Start of Block

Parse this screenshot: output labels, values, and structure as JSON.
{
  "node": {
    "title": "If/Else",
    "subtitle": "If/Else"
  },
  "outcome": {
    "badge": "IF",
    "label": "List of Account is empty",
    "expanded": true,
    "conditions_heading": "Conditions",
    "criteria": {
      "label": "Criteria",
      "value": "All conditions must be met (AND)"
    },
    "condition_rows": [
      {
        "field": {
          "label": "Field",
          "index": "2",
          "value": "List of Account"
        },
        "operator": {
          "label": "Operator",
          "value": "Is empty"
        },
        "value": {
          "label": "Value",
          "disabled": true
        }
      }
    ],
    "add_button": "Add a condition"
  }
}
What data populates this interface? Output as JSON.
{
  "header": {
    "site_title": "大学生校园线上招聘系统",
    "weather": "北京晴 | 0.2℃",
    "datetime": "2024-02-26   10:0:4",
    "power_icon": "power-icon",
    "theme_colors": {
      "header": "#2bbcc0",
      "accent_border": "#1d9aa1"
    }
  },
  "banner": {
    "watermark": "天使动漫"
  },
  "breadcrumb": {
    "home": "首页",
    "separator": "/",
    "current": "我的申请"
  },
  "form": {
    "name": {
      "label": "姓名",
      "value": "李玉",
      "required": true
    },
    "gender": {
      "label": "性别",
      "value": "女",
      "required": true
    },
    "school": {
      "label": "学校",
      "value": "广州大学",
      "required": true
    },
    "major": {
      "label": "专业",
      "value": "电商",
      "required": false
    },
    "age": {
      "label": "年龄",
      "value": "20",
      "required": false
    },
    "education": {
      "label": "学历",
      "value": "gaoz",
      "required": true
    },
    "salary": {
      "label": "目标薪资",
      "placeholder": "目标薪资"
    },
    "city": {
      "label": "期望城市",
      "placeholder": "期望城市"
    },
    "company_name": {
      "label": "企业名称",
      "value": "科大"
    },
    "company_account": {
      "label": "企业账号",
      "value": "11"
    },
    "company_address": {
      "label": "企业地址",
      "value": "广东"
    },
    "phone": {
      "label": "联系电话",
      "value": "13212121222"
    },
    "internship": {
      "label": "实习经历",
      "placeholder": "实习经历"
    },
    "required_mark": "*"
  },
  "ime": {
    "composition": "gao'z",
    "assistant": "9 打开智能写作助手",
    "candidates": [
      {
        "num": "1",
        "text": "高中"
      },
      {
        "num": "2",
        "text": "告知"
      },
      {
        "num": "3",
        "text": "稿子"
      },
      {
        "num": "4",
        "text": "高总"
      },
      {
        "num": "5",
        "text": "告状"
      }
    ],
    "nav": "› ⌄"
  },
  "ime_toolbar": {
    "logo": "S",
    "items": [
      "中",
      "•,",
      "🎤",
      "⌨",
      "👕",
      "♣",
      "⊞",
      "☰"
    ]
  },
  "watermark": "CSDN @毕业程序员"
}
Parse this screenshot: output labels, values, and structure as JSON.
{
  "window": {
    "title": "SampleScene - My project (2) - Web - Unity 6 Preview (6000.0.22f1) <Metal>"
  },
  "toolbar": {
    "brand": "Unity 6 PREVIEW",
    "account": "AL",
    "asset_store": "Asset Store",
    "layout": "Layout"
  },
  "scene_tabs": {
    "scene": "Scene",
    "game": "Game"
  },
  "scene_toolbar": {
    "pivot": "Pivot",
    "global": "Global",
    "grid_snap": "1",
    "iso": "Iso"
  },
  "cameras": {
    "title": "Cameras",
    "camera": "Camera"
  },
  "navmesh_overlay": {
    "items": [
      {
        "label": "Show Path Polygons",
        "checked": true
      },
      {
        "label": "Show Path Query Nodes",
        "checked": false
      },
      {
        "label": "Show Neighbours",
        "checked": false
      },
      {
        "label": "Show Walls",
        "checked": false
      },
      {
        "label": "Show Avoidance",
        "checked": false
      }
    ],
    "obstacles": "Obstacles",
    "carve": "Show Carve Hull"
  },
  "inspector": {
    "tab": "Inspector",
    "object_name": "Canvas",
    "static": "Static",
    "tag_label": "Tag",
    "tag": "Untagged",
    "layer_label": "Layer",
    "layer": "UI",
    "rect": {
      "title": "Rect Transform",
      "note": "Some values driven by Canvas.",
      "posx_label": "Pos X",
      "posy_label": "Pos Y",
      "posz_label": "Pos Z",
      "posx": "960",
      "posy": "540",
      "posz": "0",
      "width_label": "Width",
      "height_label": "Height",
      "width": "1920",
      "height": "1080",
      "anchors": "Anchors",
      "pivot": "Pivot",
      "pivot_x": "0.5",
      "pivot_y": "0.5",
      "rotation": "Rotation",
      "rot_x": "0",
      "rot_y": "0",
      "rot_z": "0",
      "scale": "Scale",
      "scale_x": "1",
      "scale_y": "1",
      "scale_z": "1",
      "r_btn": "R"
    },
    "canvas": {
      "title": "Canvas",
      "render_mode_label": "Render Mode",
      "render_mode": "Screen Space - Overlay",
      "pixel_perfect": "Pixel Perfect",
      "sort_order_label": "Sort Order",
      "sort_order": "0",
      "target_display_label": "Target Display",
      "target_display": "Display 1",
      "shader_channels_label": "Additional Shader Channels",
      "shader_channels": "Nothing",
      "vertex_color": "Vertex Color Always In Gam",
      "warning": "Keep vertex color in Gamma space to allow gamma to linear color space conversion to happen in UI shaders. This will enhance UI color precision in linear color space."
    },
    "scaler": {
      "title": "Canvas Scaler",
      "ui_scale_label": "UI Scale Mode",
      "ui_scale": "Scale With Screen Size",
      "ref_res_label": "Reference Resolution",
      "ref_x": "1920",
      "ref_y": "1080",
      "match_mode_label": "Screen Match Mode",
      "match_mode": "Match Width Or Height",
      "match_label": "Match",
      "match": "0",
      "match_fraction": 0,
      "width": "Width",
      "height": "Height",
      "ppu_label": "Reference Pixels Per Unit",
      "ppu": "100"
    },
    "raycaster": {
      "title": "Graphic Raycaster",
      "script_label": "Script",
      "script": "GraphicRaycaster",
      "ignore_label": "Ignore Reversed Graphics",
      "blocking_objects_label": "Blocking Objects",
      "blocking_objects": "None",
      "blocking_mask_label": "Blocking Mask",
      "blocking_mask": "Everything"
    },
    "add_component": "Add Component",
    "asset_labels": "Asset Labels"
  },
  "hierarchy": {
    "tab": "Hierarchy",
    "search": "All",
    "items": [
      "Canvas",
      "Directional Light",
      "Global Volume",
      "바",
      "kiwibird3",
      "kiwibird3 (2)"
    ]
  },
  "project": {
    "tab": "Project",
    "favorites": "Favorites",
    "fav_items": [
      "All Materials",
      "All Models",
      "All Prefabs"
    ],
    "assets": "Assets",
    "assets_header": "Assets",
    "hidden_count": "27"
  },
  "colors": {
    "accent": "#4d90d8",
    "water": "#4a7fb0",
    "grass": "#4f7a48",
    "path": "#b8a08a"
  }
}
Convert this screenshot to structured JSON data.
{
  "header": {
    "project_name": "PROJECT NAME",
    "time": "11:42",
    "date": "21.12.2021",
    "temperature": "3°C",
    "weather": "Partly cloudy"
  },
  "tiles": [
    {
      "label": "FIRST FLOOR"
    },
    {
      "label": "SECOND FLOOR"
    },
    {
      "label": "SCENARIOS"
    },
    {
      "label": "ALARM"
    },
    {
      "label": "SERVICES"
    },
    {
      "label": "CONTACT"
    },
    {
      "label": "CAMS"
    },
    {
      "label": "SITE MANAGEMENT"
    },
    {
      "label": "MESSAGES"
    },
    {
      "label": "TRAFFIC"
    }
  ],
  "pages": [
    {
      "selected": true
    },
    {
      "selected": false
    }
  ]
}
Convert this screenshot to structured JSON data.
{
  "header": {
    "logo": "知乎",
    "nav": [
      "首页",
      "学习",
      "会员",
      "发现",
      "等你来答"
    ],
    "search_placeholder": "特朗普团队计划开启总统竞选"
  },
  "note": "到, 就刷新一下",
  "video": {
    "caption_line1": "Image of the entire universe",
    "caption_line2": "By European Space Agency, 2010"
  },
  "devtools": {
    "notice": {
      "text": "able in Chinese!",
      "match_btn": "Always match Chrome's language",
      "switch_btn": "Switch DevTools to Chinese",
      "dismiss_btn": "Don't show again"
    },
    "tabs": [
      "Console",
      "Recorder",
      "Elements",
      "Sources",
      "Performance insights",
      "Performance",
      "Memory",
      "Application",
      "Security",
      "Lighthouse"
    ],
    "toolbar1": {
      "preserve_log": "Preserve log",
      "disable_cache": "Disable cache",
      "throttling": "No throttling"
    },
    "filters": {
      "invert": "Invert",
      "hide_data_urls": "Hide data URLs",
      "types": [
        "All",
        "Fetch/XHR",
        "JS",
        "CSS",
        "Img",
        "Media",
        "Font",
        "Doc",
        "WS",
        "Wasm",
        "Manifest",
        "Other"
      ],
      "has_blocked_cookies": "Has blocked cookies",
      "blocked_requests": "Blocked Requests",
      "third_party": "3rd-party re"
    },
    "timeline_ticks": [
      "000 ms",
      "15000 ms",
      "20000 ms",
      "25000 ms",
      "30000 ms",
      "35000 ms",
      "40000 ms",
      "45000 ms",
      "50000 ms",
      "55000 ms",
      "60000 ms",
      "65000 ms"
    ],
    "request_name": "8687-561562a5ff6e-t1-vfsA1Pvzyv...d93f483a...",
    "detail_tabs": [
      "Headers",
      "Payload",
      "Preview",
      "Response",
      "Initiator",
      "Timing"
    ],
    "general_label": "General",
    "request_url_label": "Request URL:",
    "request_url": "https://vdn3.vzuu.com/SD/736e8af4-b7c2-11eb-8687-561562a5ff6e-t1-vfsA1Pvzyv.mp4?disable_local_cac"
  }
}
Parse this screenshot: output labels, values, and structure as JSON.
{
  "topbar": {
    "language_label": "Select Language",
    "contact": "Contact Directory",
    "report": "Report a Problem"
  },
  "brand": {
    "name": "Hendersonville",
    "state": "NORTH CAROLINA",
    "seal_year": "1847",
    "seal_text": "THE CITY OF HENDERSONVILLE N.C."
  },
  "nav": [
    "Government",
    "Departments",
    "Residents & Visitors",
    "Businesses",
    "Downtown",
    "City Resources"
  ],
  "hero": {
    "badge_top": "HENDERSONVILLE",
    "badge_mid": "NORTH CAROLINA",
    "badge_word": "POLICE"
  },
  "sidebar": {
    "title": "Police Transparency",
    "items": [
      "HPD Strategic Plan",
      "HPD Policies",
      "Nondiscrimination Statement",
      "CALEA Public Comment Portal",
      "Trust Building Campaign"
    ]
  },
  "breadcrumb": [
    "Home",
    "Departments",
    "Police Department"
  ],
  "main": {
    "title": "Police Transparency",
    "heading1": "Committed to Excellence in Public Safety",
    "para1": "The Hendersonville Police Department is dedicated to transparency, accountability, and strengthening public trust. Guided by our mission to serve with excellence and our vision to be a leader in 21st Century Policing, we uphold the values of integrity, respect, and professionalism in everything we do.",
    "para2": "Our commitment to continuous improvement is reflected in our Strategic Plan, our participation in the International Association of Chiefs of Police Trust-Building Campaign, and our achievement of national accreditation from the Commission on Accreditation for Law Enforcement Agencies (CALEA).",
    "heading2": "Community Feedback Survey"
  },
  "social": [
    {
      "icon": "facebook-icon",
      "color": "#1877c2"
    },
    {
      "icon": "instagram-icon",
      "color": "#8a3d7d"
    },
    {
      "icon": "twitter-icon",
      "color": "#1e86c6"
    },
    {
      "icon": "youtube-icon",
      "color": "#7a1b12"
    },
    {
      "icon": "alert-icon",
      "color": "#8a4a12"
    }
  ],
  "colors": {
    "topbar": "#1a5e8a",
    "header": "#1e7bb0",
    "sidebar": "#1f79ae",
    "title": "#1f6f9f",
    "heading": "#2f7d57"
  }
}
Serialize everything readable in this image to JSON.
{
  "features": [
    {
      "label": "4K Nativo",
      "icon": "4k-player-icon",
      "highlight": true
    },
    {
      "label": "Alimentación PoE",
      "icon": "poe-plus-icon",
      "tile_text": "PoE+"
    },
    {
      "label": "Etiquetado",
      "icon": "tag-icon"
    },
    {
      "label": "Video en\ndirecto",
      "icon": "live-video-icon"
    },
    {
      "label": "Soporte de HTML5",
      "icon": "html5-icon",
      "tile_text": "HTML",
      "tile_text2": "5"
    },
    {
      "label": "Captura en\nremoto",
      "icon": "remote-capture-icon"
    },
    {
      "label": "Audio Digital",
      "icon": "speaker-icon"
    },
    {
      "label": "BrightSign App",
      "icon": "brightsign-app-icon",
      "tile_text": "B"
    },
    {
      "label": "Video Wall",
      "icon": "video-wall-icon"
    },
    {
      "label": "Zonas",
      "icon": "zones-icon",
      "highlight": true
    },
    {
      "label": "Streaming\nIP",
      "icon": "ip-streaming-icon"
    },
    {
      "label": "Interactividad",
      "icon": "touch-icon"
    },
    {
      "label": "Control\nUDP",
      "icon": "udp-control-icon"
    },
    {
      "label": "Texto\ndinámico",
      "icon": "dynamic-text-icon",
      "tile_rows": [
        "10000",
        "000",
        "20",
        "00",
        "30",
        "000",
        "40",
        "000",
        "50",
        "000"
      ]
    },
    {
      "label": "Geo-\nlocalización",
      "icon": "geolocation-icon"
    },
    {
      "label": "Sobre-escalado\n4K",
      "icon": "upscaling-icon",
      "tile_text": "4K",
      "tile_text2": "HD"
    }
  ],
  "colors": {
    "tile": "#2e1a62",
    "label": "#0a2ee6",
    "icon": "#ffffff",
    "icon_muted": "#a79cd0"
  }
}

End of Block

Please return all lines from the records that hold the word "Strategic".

      "HPD Strategic Plan",
    "para2": "Our commitment to continuous improvement is reflected in our Strategic Plan, our participation in the International Association of Chiefs of Police Trust-Building Campaign, and our achievement of national accreditation from the Commission on Accreditation for Law Enforcement Agencies (CALEA).",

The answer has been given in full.